DNA Repair Captured in Real Time


Jacobs School of Medicine and Biomedical Sciences, the University at Buffalo


Piero Bianco, PhD, microbiologist at University at Buffalo Jacobs School of Medicine and Biomedical Sciences


Bianco was the first to film a DNA motor protein “unzipping” a double-strand of bacterial DNA in real time. Knowing how DNA unwinds, copies and repairs itself—what starts it, what stops it and why—is vitally important to DNA research and could lead to major advancements in cancer treatment. DNA motor proteins are natural drug targets because they allow DNA to copy and repair itself, causing the uncontrolled cell growth in cancer. Researchers know that many cancer drugs stop cell growth, but they don’t know precisely how.

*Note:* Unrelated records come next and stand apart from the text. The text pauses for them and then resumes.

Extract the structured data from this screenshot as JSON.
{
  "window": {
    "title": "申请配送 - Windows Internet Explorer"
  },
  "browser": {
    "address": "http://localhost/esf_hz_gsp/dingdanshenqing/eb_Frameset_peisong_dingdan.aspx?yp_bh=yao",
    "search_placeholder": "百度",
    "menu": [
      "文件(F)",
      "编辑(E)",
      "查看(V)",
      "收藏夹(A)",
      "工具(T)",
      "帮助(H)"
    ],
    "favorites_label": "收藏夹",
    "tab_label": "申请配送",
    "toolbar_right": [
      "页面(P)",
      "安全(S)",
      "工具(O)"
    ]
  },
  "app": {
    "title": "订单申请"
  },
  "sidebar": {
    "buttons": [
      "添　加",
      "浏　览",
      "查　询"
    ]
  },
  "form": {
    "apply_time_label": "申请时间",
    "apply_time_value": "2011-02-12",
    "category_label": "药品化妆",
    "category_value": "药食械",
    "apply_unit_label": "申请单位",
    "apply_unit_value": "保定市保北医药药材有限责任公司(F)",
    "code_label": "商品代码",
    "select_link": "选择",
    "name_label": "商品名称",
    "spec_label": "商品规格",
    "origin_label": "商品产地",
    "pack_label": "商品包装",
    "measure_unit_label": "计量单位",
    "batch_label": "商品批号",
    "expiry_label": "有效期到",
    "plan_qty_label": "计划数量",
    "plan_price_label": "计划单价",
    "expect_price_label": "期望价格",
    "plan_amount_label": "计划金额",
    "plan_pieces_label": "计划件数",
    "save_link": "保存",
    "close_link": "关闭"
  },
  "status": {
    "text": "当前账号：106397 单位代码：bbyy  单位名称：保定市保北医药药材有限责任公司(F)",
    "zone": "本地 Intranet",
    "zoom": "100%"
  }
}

Bianco was able to capture this “unzipping” in 20xx through a technique he developed called “laser tweezers.” Using this tool, he grasped and held a DNA molecule long enough to capture the action on film as the double helix unwinds.